> [WHAT THIS TASK INVOLVES] For each line below, check for "chevron"; give only the total of lines where it occurs.

*** Begin section ***

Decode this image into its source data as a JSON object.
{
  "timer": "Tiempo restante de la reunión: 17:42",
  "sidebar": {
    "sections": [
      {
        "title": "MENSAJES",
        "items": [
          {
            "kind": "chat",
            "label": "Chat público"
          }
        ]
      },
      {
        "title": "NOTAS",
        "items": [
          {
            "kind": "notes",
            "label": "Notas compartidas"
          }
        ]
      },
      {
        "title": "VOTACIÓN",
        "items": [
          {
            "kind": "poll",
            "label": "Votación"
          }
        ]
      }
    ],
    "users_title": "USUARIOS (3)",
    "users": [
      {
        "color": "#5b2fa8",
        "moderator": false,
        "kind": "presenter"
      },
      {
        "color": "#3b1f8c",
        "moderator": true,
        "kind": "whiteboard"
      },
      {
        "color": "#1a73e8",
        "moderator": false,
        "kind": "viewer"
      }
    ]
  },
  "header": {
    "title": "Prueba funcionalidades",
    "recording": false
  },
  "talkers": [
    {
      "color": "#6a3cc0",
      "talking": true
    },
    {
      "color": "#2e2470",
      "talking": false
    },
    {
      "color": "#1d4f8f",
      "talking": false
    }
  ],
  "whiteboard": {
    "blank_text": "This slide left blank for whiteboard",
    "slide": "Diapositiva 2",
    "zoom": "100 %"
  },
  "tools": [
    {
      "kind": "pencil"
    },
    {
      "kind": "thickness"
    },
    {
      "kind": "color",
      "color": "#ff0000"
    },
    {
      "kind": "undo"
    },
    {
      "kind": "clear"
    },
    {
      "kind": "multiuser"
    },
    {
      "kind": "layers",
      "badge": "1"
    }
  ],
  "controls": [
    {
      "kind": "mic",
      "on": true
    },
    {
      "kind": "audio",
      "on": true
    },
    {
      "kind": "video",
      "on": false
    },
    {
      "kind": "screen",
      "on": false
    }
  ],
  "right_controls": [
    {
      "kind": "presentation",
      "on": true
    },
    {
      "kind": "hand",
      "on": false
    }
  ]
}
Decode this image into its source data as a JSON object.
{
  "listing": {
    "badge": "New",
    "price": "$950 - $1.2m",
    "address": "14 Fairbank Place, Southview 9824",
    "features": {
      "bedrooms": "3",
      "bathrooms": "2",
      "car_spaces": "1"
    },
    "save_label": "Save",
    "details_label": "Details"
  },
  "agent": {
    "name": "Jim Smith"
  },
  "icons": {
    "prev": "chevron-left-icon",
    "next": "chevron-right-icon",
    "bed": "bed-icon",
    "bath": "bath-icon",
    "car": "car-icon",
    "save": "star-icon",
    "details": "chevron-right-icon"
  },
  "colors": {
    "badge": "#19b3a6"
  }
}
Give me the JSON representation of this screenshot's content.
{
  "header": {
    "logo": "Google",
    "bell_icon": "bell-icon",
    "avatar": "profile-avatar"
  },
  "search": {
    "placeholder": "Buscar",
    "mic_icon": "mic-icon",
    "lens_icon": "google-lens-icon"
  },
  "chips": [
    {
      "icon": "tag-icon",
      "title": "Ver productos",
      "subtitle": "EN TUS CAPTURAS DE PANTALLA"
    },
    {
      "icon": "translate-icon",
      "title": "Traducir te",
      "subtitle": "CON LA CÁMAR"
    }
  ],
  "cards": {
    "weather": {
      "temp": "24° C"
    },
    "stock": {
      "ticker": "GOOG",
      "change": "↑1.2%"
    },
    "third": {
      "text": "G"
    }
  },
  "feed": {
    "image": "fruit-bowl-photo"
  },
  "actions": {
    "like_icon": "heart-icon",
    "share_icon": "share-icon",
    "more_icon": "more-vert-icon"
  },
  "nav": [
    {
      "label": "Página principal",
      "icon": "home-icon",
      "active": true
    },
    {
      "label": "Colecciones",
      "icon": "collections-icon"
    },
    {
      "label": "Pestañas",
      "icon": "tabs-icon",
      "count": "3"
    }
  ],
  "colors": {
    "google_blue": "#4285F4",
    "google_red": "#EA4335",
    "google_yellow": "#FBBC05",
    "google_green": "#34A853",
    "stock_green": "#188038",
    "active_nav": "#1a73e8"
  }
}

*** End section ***

> [SOLUTION TO THIS PROBLEM] 3